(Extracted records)
__________________________________________________
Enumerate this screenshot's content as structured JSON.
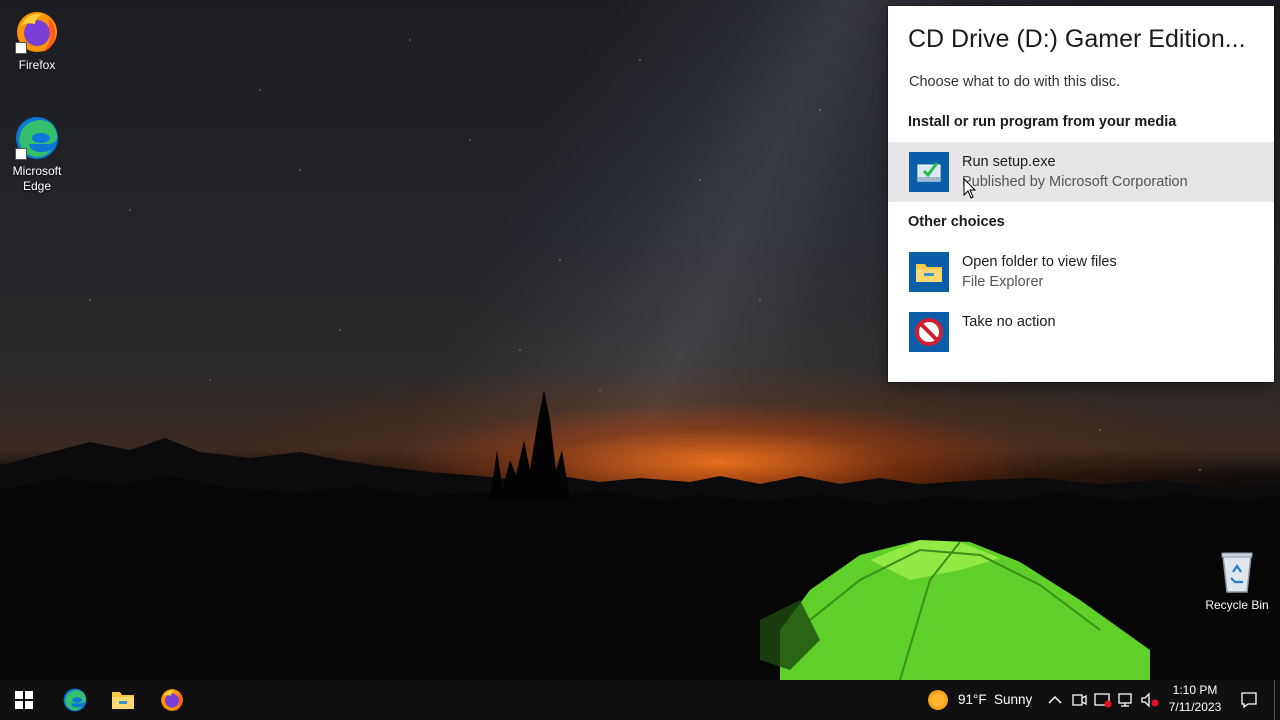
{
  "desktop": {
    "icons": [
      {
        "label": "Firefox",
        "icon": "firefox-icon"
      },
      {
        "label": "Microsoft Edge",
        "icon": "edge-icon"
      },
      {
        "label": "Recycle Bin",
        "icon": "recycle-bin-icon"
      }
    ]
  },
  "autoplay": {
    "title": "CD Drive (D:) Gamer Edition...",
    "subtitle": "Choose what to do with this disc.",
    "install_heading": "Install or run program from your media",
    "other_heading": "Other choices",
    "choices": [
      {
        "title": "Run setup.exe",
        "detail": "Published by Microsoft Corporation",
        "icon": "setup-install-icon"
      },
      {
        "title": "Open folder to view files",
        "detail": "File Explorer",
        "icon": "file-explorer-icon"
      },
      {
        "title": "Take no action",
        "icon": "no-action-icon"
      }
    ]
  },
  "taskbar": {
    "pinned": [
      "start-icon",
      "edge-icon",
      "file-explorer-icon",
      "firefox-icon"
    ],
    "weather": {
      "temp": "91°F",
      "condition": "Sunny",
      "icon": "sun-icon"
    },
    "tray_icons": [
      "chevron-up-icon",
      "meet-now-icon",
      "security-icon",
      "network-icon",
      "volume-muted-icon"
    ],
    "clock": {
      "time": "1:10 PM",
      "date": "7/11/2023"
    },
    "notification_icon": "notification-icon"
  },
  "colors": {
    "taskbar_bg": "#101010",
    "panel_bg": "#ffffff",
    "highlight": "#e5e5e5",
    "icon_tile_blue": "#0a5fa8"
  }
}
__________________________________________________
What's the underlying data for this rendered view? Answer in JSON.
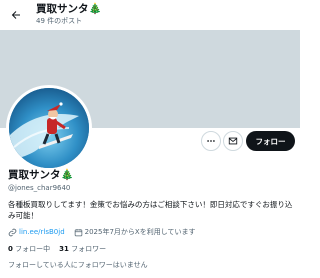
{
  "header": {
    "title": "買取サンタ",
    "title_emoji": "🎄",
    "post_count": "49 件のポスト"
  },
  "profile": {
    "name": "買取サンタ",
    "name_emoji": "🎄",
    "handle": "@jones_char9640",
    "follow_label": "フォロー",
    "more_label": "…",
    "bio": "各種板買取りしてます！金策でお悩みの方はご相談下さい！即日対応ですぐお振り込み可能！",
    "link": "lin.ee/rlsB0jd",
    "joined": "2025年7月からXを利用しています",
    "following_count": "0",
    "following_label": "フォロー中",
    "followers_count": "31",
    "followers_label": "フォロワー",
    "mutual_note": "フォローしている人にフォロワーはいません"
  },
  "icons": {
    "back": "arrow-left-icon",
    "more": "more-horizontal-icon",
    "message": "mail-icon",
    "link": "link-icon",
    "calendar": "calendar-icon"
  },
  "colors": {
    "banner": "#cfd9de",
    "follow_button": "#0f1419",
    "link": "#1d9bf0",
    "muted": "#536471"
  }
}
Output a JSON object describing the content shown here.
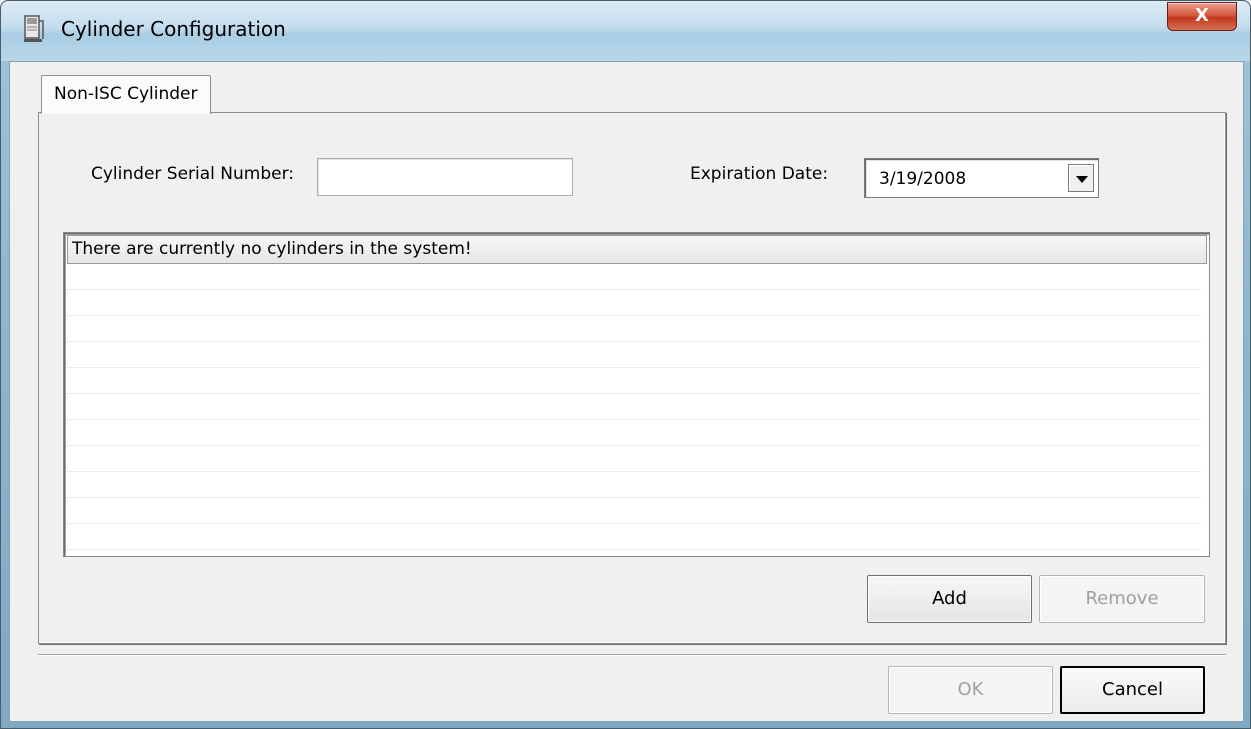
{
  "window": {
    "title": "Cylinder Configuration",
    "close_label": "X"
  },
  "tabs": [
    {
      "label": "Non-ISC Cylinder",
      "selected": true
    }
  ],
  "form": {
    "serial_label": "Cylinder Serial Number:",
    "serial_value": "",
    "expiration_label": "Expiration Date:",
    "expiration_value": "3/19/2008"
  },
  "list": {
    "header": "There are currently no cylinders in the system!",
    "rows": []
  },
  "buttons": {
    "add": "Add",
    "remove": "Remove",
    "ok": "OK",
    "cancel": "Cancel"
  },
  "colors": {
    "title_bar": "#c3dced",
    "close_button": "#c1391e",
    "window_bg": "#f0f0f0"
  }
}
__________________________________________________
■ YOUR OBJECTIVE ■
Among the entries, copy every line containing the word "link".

■ RESULT OF THE EXERCISE ■
    "link": "lin.ee/rlsB0jd",
    "link": "link-icon",
    "link": "#1d9bf0",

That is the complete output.